Please give the number of lines in the records below where the word "your" occurs, and nothing else.

PROVIDED DATA:

- - - -

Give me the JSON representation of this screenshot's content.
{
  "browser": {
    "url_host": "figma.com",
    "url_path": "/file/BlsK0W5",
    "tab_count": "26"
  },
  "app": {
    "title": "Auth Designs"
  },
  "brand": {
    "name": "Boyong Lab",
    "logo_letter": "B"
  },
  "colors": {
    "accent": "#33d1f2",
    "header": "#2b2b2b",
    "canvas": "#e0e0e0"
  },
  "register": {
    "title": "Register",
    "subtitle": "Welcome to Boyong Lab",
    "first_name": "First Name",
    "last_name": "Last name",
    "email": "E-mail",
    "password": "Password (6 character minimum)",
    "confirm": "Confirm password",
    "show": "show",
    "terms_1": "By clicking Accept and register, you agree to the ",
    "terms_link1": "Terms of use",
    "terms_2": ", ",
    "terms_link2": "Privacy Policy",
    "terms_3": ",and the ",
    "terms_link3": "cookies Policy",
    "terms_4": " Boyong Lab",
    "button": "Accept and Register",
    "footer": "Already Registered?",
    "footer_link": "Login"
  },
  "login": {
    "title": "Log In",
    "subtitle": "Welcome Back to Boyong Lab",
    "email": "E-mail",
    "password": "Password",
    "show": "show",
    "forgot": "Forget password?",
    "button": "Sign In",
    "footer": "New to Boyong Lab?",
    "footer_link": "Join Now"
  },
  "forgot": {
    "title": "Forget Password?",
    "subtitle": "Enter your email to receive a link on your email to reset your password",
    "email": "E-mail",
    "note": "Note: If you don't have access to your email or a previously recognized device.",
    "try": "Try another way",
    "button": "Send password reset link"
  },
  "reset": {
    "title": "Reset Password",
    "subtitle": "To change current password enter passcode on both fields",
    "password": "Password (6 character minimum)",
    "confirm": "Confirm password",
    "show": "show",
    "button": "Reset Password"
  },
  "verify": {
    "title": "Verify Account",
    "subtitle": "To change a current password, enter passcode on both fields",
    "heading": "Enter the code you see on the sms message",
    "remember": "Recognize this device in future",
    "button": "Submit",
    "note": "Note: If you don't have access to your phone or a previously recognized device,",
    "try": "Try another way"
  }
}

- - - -

SOLUTION BELOW: 3